Work to complete:
Your reply should consist solely of the number of lines in the data that contain "username".
Top of The records
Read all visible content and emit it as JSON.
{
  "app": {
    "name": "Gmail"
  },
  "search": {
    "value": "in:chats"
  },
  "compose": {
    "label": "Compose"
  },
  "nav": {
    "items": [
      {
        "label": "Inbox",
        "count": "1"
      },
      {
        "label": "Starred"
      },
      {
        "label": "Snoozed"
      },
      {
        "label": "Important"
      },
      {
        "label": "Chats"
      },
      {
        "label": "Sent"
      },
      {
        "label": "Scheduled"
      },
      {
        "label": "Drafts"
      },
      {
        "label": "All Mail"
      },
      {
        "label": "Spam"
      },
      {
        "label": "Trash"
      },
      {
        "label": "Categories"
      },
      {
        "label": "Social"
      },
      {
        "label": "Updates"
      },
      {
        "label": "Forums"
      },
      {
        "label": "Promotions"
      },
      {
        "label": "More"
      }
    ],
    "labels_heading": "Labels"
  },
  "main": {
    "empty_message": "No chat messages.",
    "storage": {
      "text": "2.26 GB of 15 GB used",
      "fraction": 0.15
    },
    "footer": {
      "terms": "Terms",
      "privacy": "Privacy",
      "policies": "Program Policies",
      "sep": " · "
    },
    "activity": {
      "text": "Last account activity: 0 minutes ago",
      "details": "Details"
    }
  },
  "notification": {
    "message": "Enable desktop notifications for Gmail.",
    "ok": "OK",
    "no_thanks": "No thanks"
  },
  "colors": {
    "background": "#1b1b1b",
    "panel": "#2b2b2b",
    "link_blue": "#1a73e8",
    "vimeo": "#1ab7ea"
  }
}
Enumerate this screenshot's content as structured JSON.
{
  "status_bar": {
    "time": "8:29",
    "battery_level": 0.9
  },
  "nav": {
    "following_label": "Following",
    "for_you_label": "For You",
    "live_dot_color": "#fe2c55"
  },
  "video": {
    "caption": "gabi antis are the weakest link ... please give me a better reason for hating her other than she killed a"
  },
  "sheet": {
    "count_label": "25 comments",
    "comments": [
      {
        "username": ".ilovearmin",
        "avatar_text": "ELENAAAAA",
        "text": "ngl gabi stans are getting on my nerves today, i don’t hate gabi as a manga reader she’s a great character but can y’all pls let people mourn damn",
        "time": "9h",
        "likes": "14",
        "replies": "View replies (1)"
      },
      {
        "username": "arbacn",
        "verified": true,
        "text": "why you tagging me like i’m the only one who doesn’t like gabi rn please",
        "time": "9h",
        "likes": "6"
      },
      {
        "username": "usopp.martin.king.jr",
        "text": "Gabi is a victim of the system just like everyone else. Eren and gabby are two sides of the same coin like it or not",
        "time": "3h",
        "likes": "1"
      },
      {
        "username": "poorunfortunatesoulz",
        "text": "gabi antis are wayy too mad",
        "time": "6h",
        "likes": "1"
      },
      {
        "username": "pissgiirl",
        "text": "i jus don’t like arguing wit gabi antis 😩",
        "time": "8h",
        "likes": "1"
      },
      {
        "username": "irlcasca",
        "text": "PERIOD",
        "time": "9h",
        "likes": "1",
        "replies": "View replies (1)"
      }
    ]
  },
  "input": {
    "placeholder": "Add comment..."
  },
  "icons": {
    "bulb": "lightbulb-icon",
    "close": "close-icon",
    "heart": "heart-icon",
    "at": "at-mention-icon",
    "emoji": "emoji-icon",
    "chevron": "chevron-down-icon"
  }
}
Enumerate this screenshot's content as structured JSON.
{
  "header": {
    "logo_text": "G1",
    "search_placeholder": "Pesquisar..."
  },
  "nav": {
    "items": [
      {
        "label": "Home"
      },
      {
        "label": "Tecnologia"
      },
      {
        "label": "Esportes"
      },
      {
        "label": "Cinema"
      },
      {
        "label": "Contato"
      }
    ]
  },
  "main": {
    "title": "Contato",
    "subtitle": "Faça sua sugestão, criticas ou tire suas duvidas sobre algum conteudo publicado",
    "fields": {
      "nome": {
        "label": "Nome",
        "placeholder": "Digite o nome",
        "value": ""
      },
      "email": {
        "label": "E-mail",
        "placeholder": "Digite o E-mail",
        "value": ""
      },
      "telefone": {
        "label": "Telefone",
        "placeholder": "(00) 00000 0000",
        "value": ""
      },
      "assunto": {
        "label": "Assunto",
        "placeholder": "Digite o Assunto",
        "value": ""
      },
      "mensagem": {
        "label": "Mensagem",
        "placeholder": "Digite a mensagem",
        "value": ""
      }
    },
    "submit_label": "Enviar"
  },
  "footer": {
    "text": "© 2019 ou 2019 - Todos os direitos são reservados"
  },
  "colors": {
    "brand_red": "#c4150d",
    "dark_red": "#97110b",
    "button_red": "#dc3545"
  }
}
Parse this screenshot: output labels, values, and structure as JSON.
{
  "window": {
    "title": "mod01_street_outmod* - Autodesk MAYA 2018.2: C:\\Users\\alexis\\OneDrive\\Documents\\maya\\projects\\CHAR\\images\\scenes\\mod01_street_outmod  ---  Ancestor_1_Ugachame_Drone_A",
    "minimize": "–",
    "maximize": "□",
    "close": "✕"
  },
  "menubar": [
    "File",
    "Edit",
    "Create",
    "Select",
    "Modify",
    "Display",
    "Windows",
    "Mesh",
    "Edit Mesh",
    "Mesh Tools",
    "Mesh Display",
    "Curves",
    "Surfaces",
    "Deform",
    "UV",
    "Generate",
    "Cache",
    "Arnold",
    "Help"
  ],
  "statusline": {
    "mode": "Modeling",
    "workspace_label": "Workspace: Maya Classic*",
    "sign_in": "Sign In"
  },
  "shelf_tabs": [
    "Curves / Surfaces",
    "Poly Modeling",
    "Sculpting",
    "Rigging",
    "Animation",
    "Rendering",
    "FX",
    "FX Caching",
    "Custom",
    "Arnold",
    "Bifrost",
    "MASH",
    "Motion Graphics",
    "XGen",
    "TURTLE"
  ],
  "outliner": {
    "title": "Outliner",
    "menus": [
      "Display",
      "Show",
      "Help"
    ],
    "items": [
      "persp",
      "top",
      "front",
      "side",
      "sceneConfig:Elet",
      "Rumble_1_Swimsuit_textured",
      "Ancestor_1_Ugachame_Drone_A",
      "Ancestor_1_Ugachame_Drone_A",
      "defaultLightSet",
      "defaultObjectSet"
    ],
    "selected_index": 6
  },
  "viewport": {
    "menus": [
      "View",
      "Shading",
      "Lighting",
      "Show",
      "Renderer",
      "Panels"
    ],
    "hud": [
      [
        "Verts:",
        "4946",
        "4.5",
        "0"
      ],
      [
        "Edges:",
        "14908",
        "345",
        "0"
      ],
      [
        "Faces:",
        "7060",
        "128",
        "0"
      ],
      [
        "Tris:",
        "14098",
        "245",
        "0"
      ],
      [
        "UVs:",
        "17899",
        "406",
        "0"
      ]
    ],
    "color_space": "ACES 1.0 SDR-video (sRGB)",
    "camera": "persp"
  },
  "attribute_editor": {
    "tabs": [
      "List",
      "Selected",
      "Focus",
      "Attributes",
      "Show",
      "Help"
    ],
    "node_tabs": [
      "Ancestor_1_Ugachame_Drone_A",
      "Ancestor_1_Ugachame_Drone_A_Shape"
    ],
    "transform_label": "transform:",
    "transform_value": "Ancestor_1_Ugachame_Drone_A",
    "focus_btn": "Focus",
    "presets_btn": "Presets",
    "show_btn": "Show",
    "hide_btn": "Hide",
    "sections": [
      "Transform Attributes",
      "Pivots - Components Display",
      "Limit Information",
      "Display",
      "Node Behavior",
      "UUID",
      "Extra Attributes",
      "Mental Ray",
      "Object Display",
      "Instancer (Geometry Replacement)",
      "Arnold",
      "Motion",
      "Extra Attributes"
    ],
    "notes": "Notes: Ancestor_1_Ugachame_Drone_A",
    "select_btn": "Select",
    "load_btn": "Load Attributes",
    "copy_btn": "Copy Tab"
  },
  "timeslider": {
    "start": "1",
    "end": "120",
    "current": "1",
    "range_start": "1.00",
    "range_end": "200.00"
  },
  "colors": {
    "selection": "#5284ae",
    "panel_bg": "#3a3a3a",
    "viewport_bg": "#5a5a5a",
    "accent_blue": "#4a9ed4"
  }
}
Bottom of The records
Result:
6